I’ve been thinking about bras. I never minded bras–I tried to find pretty ones, and I got fitted regularly. It was just what I did.
A few days ago, I stumbled across this article by Kara Maria Ananda, women’s health visionary. My perception, in summary: Bras, for the most part, provide no health benefit. In fact, except during extreme exercise, they don’t even really provide a function. They restrict natural movement, which potentially causes harm far beyond a simple decrease in circulation; we think we need them because our breasts are sore without support–well, they are sore because we’ve had them restricted for so long. Why? Because somewhere along the way we decided that this was the fashion statement of the century. Half of the shirts in my closet look funny without a bra, because without it, my breasts are several inches below where the shirt thinks they should be (how silly is that?). Kara’s ideas and collected research on bras and what they potentially do to women’s breasts evoked a spectrum of emotions.
Initially, I thought, oh yeah, I totally agree. How interesting.
Then I got angry.
I’m not prone to extreme ends of the emotion spectrum, particularly anger. Which means that I quickly realized that my anger was a warning that I was feeling internal conflict.
Remember this? (Apparently the original post has gone missing, so I’ll link to this post instead) This post from awhile back discusses the menstrual cup, its benefits, and how it made me change the way I thought about periods. It made me feel empowered–a feeling that is not encouraged in regards to aspects of femininity like menstruation. I am not necessarily a feminist, but a humanist–I believe women and men are amazing beings, both capable of extreme and selfless compassion, feats of intellect, strength, and humanity. We are both equally valuable members of our species. So, while women are sometimes subject to sexist remarks and lower rates of pay (and much worse, in certain other parts of the world, of course), I’ve always felt that being aware is half the battle, and as long as we continue to move forward, that’s all I can ask.

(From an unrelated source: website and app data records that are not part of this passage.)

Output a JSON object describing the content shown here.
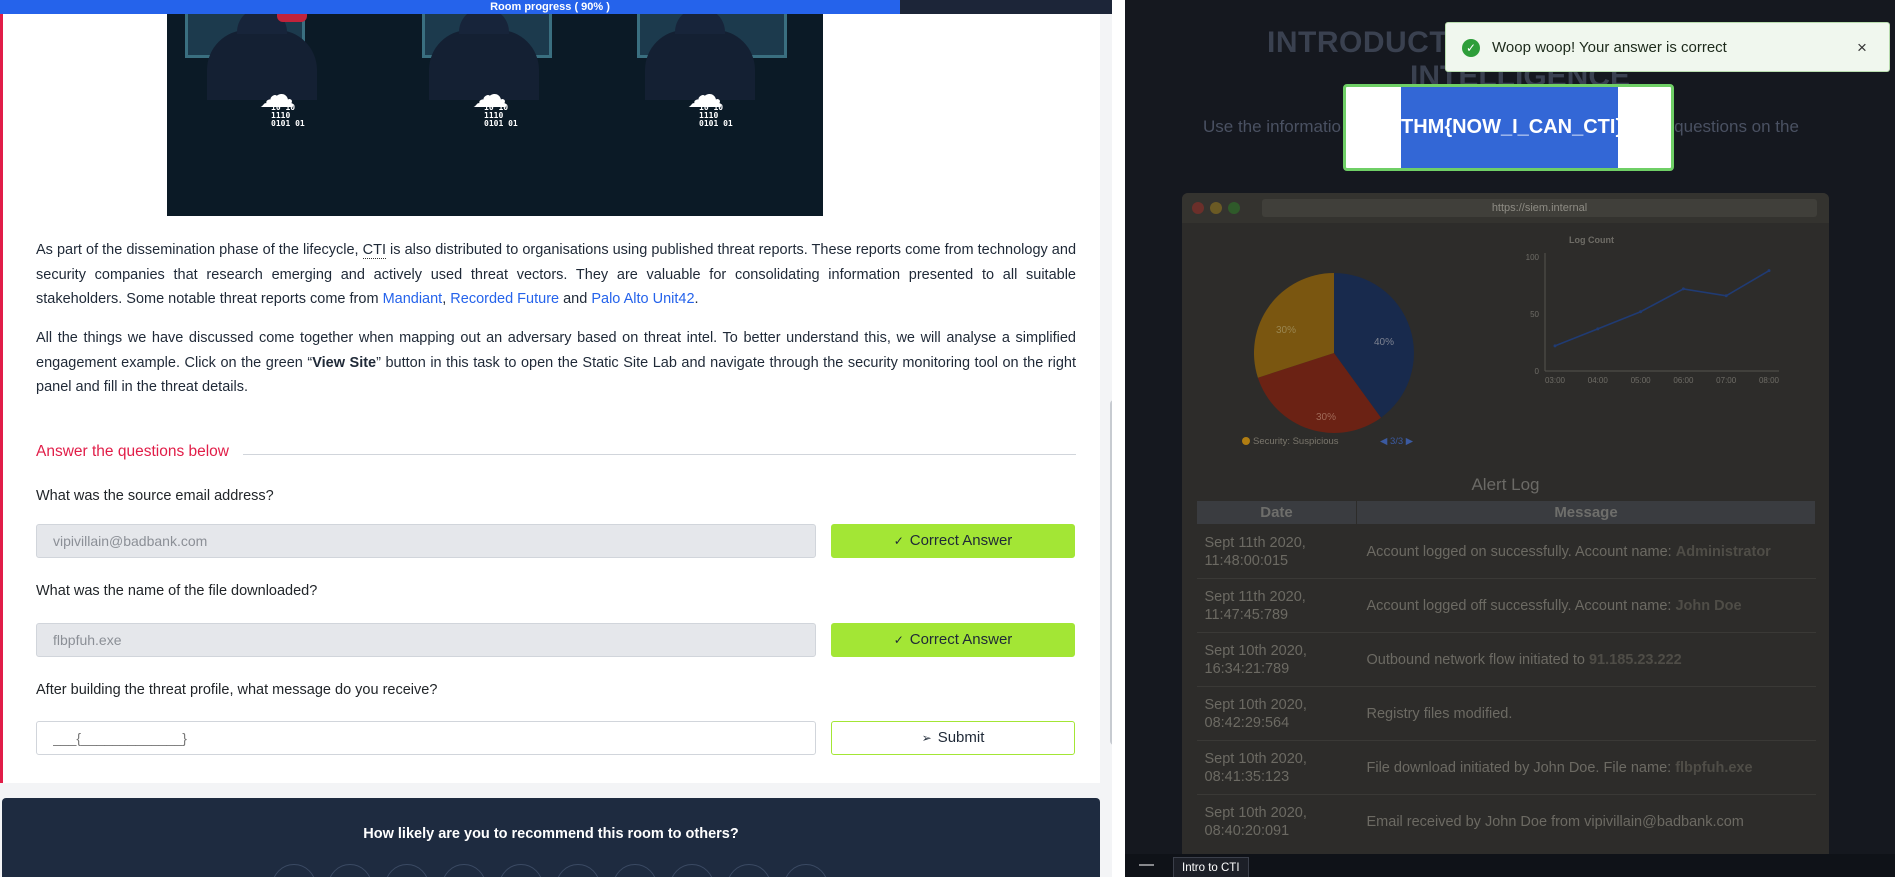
{
  "progress": {
    "label": "Room progress ( 90% )",
    "percent": 90
  },
  "task": {
    "para1": {
      "t1": "As part of the dissemination phase of the lifecycle, ",
      "abbr": "CTI",
      "t2": " is also distributed to organisations using published threat reports. These reports come from technology and security companies that research emerging and actively used threat vectors. They are valuable for consolidating information presented to all suitable stakeholders. Some notable threat reports come from ",
      "link1": "Mandiant",
      "sep1": ", ",
      "link2": "Recorded Future",
      "sep2": " and ",
      "link3": "Palo Alto Unit42",
      "end": "."
    },
    "para2": {
      "t1": "All the things we have discussed come together when mapping out an adversary based on threat intel. To better understand this, we will analyse a simplified engagement example. Click on the green “",
      "bold": "View Site",
      "t2": "” button in this task to open the Static Site Lab and navigate through the security monitoring tool on the right panel and fill in the threat details."
    },
    "answer_header": "Answer the questions below",
    "questions": [
      {
        "text": "What was the source email address?",
        "value": "vipivillain@badbank.com",
        "button": "Correct Answer"
      },
      {
        "text": "What was the name of the file downloaded?",
        "value": "flbpfuh.exe",
        "button": "Correct Answer"
      },
      {
        "text": "After building the threat profile, what message do you receive?",
        "placeholder": "___{_____________}",
        "button": "Submit"
      }
    ],
    "rate_title": "How likely are you to recommend this room to others?"
  },
  "site": {
    "title_part1": "INTRODUCTI",
    "title_part2": "INTELLIGENCE",
    "subtitle_left": "Use the informatio",
    "subtitle_right": "e questions on the",
    "url": "https://siem.internal",
    "pie": {
      "labels_visible": [
        "30%",
        "30%",
        "40%"
      ],
      "legend": "Security: Suspicious",
      "pager": "3/3"
    },
    "alert_log": {
      "title": "Alert Log",
      "columns": [
        "Date",
        "Message"
      ],
      "rows": [
        {
          "date": "Sept 11th 2020, 11:48:00:015",
          "msg": "Account logged on successfully. Account name: ",
          "bold": "Administrator"
        },
        {
          "date": "Sept 11th 2020, 11:47:45:789",
          "msg": "Account logged off successfully. Account name: ",
          "bold": "John Doe"
        },
        {
          "date": "Sept 10th 2020, 16:34:21:789",
          "msg": "Outbound network flow initiated to ",
          "bold": "91.185.23.222"
        },
        {
          "date": "Sept 10th 2020, 08:42:29:564",
          "msg": "Registry files modified.",
          "bold": ""
        },
        {
          "date": "Sept 10th 2020, 08:41:35:123",
          "msg": "File download initiated by John Doe. File name: ",
          "bold": "flbpfuh.exe"
        },
        {
          "date": "Sept 10th 2020, 08:40:20:091",
          "msg": "Email received by John Doe from vipivillain@badbank.com",
          "bold": ""
        }
      ]
    },
    "flag": "THM{NOW_I_CAN_CTI}",
    "toast": "Woop woop! Your answer is correct",
    "taskbar_tab": "Intro to CTI"
  },
  "chart_data": {
    "type": "line",
    "title": "Log Count",
    "x": [
      "03:00",
      "04:00",
      "05:00",
      "06:00",
      "07:00",
      "08:00"
    ],
    "values": [
      22,
      37,
      52,
      72,
      66,
      88
    ],
    "ylim": [
      0,
      100
    ],
    "yticks": [
      0,
      50,
      100
    ]
  },
  "colors": {
    "accent_red": "#e11d48",
    "correct_green": "#a3e635",
    "link_blue": "#2563eb",
    "progress_blue": "#2563eb"
  }
}
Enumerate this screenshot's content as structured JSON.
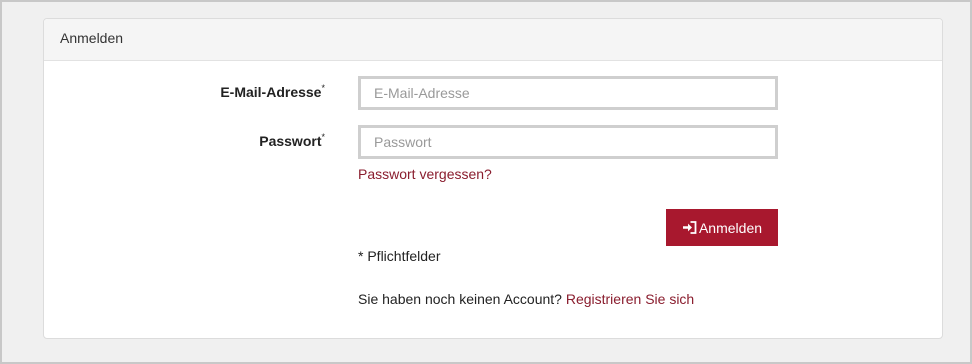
{
  "panel": {
    "title": "Anmelden"
  },
  "form": {
    "email_label": "E-Mail-Adresse",
    "email_required_mark": "*",
    "email_placeholder": "E-Mail-Adresse",
    "email_value": "",
    "password_label": "Passwort",
    "password_required_mark": "*",
    "password_placeholder": "Passwort",
    "password_value": "",
    "forgot_link": "Passwort vergessen?",
    "login_button": "Anmelden",
    "required_note": "* Pflichtfelder",
    "register_prompt": "Sie haben noch keinen Account?",
    "register_link": "Registrieren Sie sich"
  },
  "colors": {
    "accent": "#a8182e",
    "link": "#8a1d2e"
  },
  "icons": {
    "login_icon": "sign-in-icon"
  }
}
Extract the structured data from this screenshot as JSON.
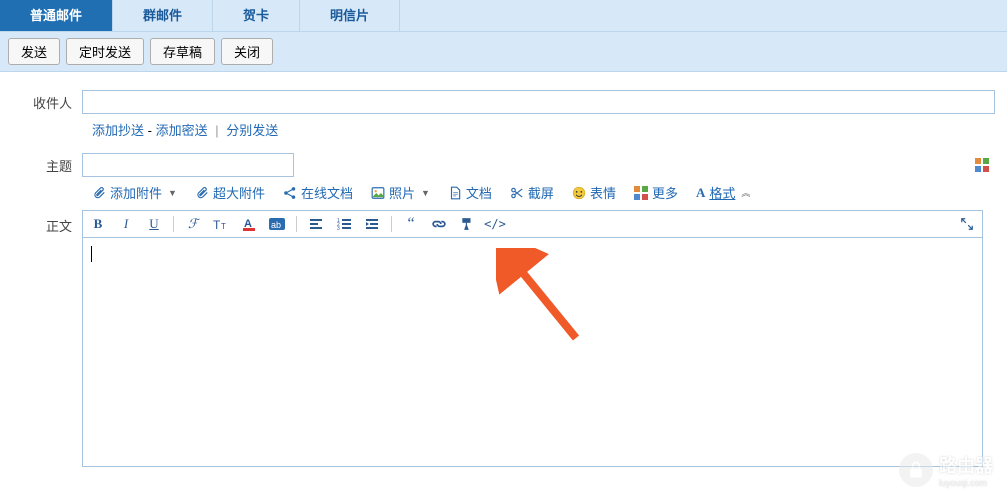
{
  "tabs": {
    "items": [
      "普通邮件",
      "群邮件",
      "贺卡",
      "明信片"
    ],
    "active": 0
  },
  "toolbar": [
    "发送",
    "定时发送",
    "存草稿",
    "关闭"
  ],
  "labels": {
    "to": "收件人",
    "subject": "主题",
    "body": "正文"
  },
  "links": {
    "cc": "添加抄送",
    "bcc": "添加密送",
    "sep1": " - ",
    "sep2": " | ",
    "split": "分别发送"
  },
  "attach": {
    "add": "添加附件",
    "big": "超大附件",
    "online": "在线文档",
    "photo": "照片",
    "doc": "文档",
    "screenshot": "截屏",
    "emoji": "表情",
    "more": "更多",
    "format": "格式"
  },
  "editor_icons": [
    "bold",
    "italic",
    "underline",
    "strikeout",
    "font-size",
    "font-color",
    "highlight",
    "align",
    "list-ol",
    "list-ul",
    "quote",
    "link",
    "video",
    "code"
  ],
  "watermark": {
    "title": "路由器",
    "sub": "luyouqi.com"
  }
}
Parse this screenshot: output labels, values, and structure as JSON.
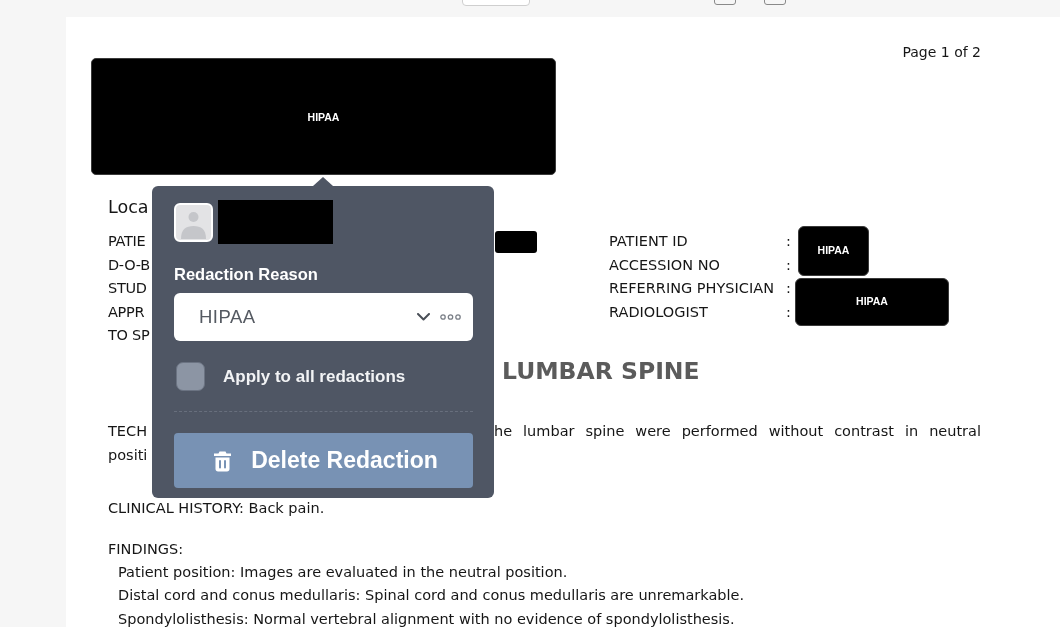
{
  "document": {
    "page_label": "Page 1 of 2",
    "header_redaction": {
      "label": "HIPAA"
    },
    "location_label": "Loca",
    "left_fields": [
      "PATIE",
      "D-O-B",
      "STUD",
      "APPR",
      "TO SP"
    ],
    "right_fields": [
      {
        "label": "PATIENT ID",
        "separator": ":"
      },
      {
        "label": "ACCESSION NO",
        "separator": ":"
      },
      {
        "label": "REFERRING PHYSICIAN",
        "separator": ":"
      },
      {
        "label": "RADIOLOGIST",
        "separator": ":"
      }
    ],
    "field_redactions": [
      {
        "label": "HIPAA"
      },
      {
        "label": "HIPAA"
      }
    ],
    "title": "LUMBAR SPINE",
    "technique": {
      "line_1_start": "TECH",
      "line_1_end": "he lumbar spine were performed without contrast in neutral",
      "line_2": "positi"
    },
    "clinical_history": "CLINICAL HISTORY: Back pain.",
    "findings": {
      "heading": "FINDINGS:",
      "items": [
        "Patient position: Images are evaluated in the neutral position.",
        "Distal cord and conus medullaris: Spinal cord and conus medullaris are unremarkable.",
        "Spondylolisthesis: Normal vertebral alignment with no evidence of spondylolisthesis."
      ]
    }
  },
  "popup": {
    "reason_label": "Redaction Reason",
    "reason_select": {
      "value": "HIPAA"
    },
    "apply_to_all": {
      "label": "Apply to all redactions",
      "checked": false
    },
    "delete_button": "Delete Redaction"
  }
}
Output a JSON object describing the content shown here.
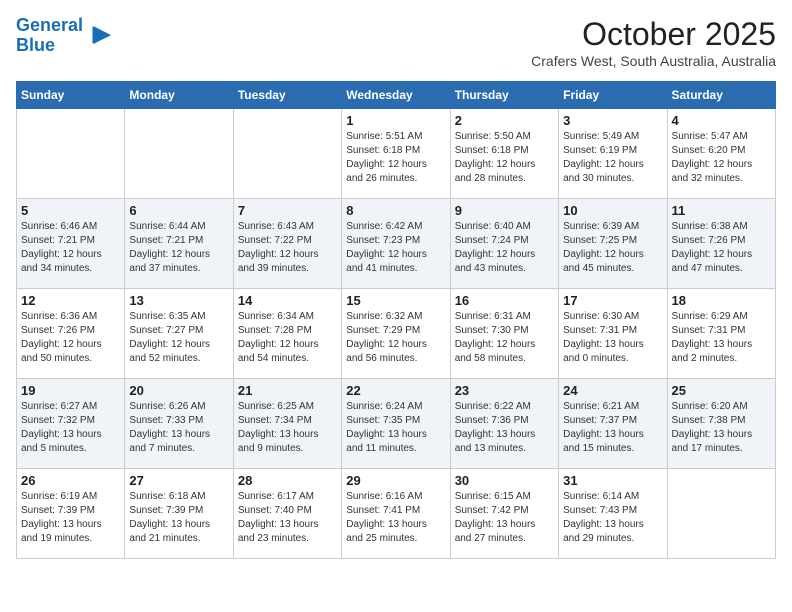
{
  "header": {
    "logo_line1": "General",
    "logo_line2": "Blue",
    "month": "October 2025",
    "location": "Crafers West, South Australia, Australia"
  },
  "weekdays": [
    "Sunday",
    "Monday",
    "Tuesday",
    "Wednesday",
    "Thursday",
    "Friday",
    "Saturday"
  ],
  "weeks": [
    [
      {
        "day": "",
        "info": ""
      },
      {
        "day": "",
        "info": ""
      },
      {
        "day": "",
        "info": ""
      },
      {
        "day": "1",
        "info": "Sunrise: 5:51 AM\nSunset: 6:18 PM\nDaylight: 12 hours\nand 26 minutes."
      },
      {
        "day": "2",
        "info": "Sunrise: 5:50 AM\nSunset: 6:18 PM\nDaylight: 12 hours\nand 28 minutes."
      },
      {
        "day": "3",
        "info": "Sunrise: 5:49 AM\nSunset: 6:19 PM\nDaylight: 12 hours\nand 30 minutes."
      },
      {
        "day": "4",
        "info": "Sunrise: 5:47 AM\nSunset: 6:20 PM\nDaylight: 12 hours\nand 32 minutes."
      }
    ],
    [
      {
        "day": "5",
        "info": "Sunrise: 6:46 AM\nSunset: 7:21 PM\nDaylight: 12 hours\nand 34 minutes."
      },
      {
        "day": "6",
        "info": "Sunrise: 6:44 AM\nSunset: 7:21 PM\nDaylight: 12 hours\nand 37 minutes."
      },
      {
        "day": "7",
        "info": "Sunrise: 6:43 AM\nSunset: 7:22 PM\nDaylight: 12 hours\nand 39 minutes."
      },
      {
        "day": "8",
        "info": "Sunrise: 6:42 AM\nSunset: 7:23 PM\nDaylight: 12 hours\nand 41 minutes."
      },
      {
        "day": "9",
        "info": "Sunrise: 6:40 AM\nSunset: 7:24 PM\nDaylight: 12 hours\nand 43 minutes."
      },
      {
        "day": "10",
        "info": "Sunrise: 6:39 AM\nSunset: 7:25 PM\nDaylight: 12 hours\nand 45 minutes."
      },
      {
        "day": "11",
        "info": "Sunrise: 6:38 AM\nSunset: 7:26 PM\nDaylight: 12 hours\nand 47 minutes."
      }
    ],
    [
      {
        "day": "12",
        "info": "Sunrise: 6:36 AM\nSunset: 7:26 PM\nDaylight: 12 hours\nand 50 minutes."
      },
      {
        "day": "13",
        "info": "Sunrise: 6:35 AM\nSunset: 7:27 PM\nDaylight: 12 hours\nand 52 minutes."
      },
      {
        "day": "14",
        "info": "Sunrise: 6:34 AM\nSunset: 7:28 PM\nDaylight: 12 hours\nand 54 minutes."
      },
      {
        "day": "15",
        "info": "Sunrise: 6:32 AM\nSunset: 7:29 PM\nDaylight: 12 hours\nand 56 minutes."
      },
      {
        "day": "16",
        "info": "Sunrise: 6:31 AM\nSunset: 7:30 PM\nDaylight: 12 hours\nand 58 minutes."
      },
      {
        "day": "17",
        "info": "Sunrise: 6:30 AM\nSunset: 7:31 PM\nDaylight: 13 hours\nand 0 minutes."
      },
      {
        "day": "18",
        "info": "Sunrise: 6:29 AM\nSunset: 7:31 PM\nDaylight: 13 hours\nand 2 minutes."
      }
    ],
    [
      {
        "day": "19",
        "info": "Sunrise: 6:27 AM\nSunset: 7:32 PM\nDaylight: 13 hours\nand 5 minutes."
      },
      {
        "day": "20",
        "info": "Sunrise: 6:26 AM\nSunset: 7:33 PM\nDaylight: 13 hours\nand 7 minutes."
      },
      {
        "day": "21",
        "info": "Sunrise: 6:25 AM\nSunset: 7:34 PM\nDaylight: 13 hours\nand 9 minutes."
      },
      {
        "day": "22",
        "info": "Sunrise: 6:24 AM\nSunset: 7:35 PM\nDaylight: 13 hours\nand 11 minutes."
      },
      {
        "day": "23",
        "info": "Sunrise: 6:22 AM\nSunset: 7:36 PM\nDaylight: 13 hours\nand 13 minutes."
      },
      {
        "day": "24",
        "info": "Sunrise: 6:21 AM\nSunset: 7:37 PM\nDaylight: 13 hours\nand 15 minutes."
      },
      {
        "day": "25",
        "info": "Sunrise: 6:20 AM\nSunset: 7:38 PM\nDaylight: 13 hours\nand 17 minutes."
      }
    ],
    [
      {
        "day": "26",
        "info": "Sunrise: 6:19 AM\nSunset: 7:39 PM\nDaylight: 13 hours\nand 19 minutes."
      },
      {
        "day": "27",
        "info": "Sunrise: 6:18 AM\nSunset: 7:39 PM\nDaylight: 13 hours\nand 21 minutes."
      },
      {
        "day": "28",
        "info": "Sunrise: 6:17 AM\nSunset: 7:40 PM\nDaylight: 13 hours\nand 23 minutes."
      },
      {
        "day": "29",
        "info": "Sunrise: 6:16 AM\nSunset: 7:41 PM\nDaylight: 13 hours\nand 25 minutes."
      },
      {
        "day": "30",
        "info": "Sunrise: 6:15 AM\nSunset: 7:42 PM\nDaylight: 13 hours\nand 27 minutes."
      },
      {
        "day": "31",
        "info": "Sunrise: 6:14 AM\nSunset: 7:43 PM\nDaylight: 13 hours\nand 29 minutes."
      },
      {
        "day": "",
        "info": ""
      }
    ]
  ]
}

And then I got to thinking about little girls…and what we say to little girls. We want our children, specifically the females, to be “modest.” I understand why, I think–aside from some deeply seated Puritanial principles at play in the subconscious of our nation, we are concerned about our children’s safety, and rightly so. We don’t want our children–but again, especially the females–to act or dress in a way that might attract negative attention. Combine that with fashion obsession (which, after all, is where bras and breast binding originate), and you wind up with an entire species (or at least an entire first world group) that slings that which is meant to swing!
Now, as others have said before me: to imply that women dressing modestly will prevent negative attention is to put the burden on the women, rather than the men (or other women) who might offer that negative attention.
We have this idea that it’s inappropriate to be in public with the girls a swingin’. We think it will scar the children, or something. Guess what? Nudity–appropriate, non-sexual nudity–is healthy. What’s unhealthy is raising children to believe that the human body is something to strap down and cover at all costs.
What’s even more sad? When you are in public, covered in material thick enough to meet standard expectations, but bra-less–and other women give you a weird look. We’re all women, we all have breasts–shouldn’t we be supporting each other, instead of flashing each other looks?
The statistics made me sad. I realize this wasn’t a perfect study, but if the results are 50% accurate, or even 10% accurate, it’s worth considering. I don’t want my nieces, my sweet, perfect little nieces, to wear something–to consider something non-optional–that might actually be hurting them.
I gave up underwires quite a while ago, solely for comfort. After reading this article, I have purchased two more of what I call tank bras–thinner material and thinner straps than a sports bra, but similar fit. Maybe some people call it a yoga bra? Anyway, they are super comfy, my back doesn’t hurt, and my boobs are covered (no nipples–good for the ole modesty), but they can move much more naturally.
I know some women, for whatever reason, choose to wear a bra and would never change. That’s cool. It’s your body. As with the menstrual cup choice, I just want that choice to be an informed one–not a requirement for living in America.
If you take away nothing else, take this:
*Massage the girls daily.
*Don’t wear a bra unless you absolutely must.
*Make all choices using the information at hand, rather than assuming a cultural norm is actually valuable (especially when it comes to your health, and the health of our children–mental and physical)